Dataset rows describing interfaces:
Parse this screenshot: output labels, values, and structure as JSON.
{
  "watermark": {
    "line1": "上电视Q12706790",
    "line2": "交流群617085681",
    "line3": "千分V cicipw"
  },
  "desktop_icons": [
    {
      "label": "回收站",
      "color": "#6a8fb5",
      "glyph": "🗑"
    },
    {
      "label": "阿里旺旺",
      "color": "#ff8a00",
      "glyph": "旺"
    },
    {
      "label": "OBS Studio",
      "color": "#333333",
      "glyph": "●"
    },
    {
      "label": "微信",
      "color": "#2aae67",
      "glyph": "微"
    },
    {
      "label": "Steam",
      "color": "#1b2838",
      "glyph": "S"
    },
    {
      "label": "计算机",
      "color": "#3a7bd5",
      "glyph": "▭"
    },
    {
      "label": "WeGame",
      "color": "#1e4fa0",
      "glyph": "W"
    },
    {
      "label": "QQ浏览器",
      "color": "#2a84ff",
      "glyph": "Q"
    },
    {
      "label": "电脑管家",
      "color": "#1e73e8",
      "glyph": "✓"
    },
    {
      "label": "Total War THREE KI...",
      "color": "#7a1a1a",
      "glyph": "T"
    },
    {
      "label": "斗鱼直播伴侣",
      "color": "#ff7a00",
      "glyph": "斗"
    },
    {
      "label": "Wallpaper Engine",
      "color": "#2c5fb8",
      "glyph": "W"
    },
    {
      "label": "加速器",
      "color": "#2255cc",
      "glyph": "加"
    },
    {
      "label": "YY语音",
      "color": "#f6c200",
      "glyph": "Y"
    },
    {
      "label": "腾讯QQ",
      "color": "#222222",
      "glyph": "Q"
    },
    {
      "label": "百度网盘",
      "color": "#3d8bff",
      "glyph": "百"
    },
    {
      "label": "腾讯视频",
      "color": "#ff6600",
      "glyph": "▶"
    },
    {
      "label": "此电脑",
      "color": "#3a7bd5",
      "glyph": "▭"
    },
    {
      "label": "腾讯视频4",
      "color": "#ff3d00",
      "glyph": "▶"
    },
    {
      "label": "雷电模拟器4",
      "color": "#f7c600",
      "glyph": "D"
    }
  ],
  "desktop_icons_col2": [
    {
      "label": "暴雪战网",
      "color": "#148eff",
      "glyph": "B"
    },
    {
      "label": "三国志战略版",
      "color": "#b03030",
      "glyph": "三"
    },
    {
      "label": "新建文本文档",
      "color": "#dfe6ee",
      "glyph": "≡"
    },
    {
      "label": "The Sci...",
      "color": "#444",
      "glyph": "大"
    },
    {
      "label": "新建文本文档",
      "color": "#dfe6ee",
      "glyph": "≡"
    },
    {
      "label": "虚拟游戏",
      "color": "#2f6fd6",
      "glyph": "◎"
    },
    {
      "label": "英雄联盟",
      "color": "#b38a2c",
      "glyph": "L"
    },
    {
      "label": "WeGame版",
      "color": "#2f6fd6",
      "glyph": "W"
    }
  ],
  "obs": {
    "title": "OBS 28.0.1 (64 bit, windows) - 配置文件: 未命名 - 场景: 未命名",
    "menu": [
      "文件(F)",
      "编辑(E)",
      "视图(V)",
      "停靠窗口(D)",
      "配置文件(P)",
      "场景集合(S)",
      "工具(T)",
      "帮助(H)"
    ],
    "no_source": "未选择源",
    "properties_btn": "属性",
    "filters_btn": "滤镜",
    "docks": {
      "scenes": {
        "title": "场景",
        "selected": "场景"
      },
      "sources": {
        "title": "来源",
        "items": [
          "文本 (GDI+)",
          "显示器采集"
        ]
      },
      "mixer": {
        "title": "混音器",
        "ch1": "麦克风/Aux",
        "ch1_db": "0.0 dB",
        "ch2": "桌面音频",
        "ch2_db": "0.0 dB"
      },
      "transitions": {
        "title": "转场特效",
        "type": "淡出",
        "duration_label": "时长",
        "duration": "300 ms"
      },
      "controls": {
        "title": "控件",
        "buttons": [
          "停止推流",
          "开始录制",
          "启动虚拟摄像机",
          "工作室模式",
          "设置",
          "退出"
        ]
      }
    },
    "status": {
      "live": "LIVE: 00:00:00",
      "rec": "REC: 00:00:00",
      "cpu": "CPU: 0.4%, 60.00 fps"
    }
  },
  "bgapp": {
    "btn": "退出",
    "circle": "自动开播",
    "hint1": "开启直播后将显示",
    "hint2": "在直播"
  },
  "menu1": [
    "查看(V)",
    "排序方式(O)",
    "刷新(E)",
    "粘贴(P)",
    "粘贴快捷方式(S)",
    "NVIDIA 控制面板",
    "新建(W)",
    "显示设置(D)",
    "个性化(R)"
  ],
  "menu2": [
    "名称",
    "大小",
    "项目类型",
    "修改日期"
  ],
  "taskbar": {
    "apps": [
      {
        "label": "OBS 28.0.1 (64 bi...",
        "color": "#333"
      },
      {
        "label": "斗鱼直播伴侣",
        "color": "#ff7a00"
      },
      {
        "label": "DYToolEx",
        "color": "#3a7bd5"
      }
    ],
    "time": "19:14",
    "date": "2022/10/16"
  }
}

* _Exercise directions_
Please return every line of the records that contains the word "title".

* _Task result_
    "title": "OBS 28.0.1 (64 bit, windows) - 配置文件: 未命名 - 场景: 未命名",
        "title": "场景",
        "title": "来源",
        "title": "混音器",
        "title": "转场特效",
        "title": "控件",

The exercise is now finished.